High rear end winds cause F-35A ground engine fire
Don't blow too hard into the exit hole
The US Air Force says a strong tailwind is behind the flight line fire that has grounded yet another of its F-35 fighter aircraft.
The F-35A caught fire while getting ready to fly an exercise from Mountain Home Air Force Base in Idaho. It was one of seven at the base for surface-to-air training.
The fire happened while the pilot was starting the F-35; the pilot exited the aircraft while it was extinguished, and the US Air Force says there were no injuries.
While the cause of the fire is still under investigation, Aviation Week says “initial assessments point to a tailpipe fire due to strong tailwinds as the engine was starting.”
If accurate, that would point to a buildup of excessive heat in the jet's tailpipe.
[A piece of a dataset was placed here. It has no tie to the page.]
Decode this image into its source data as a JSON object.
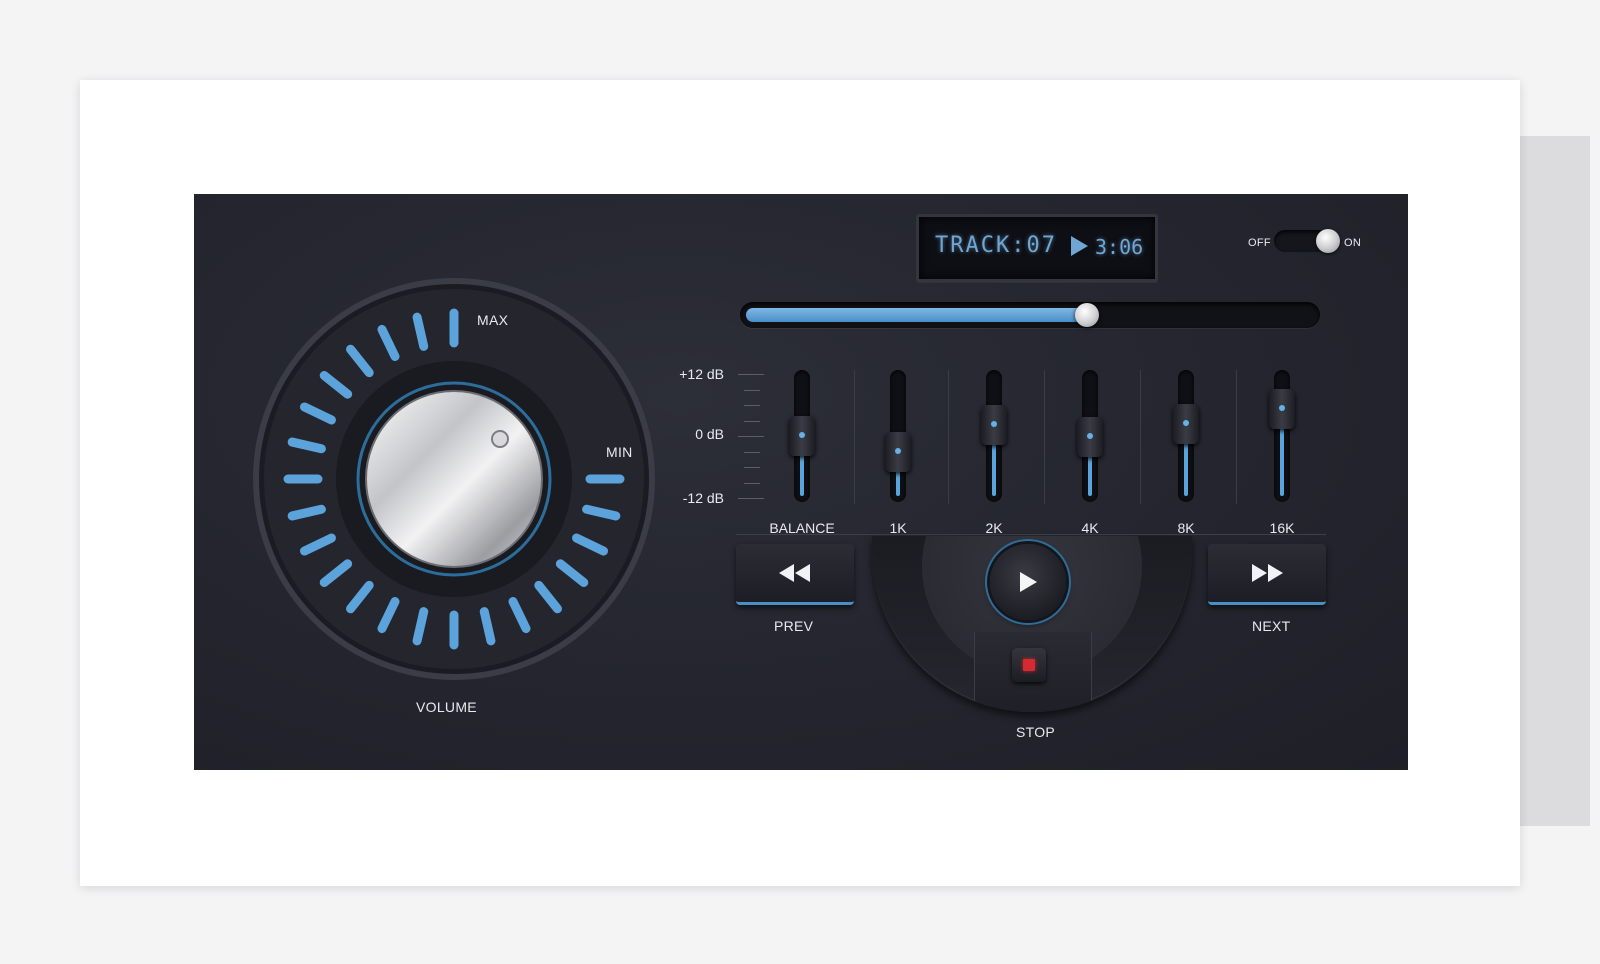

Aviation Week says at the time, winds were gusting up to 70 km/h (45 mph) from the northwest to west-by-northwest.
Last week's fire appears unrelated to an incident in 2014, when an F-35 at Eglin Air Force Base caught fire due to excessive blade rubbing in the jet's Pratt & Whitney F135 engine.
The US Air Force grounded the whole F-35 fleet after the 2014 incident, until the problem was fixed. ®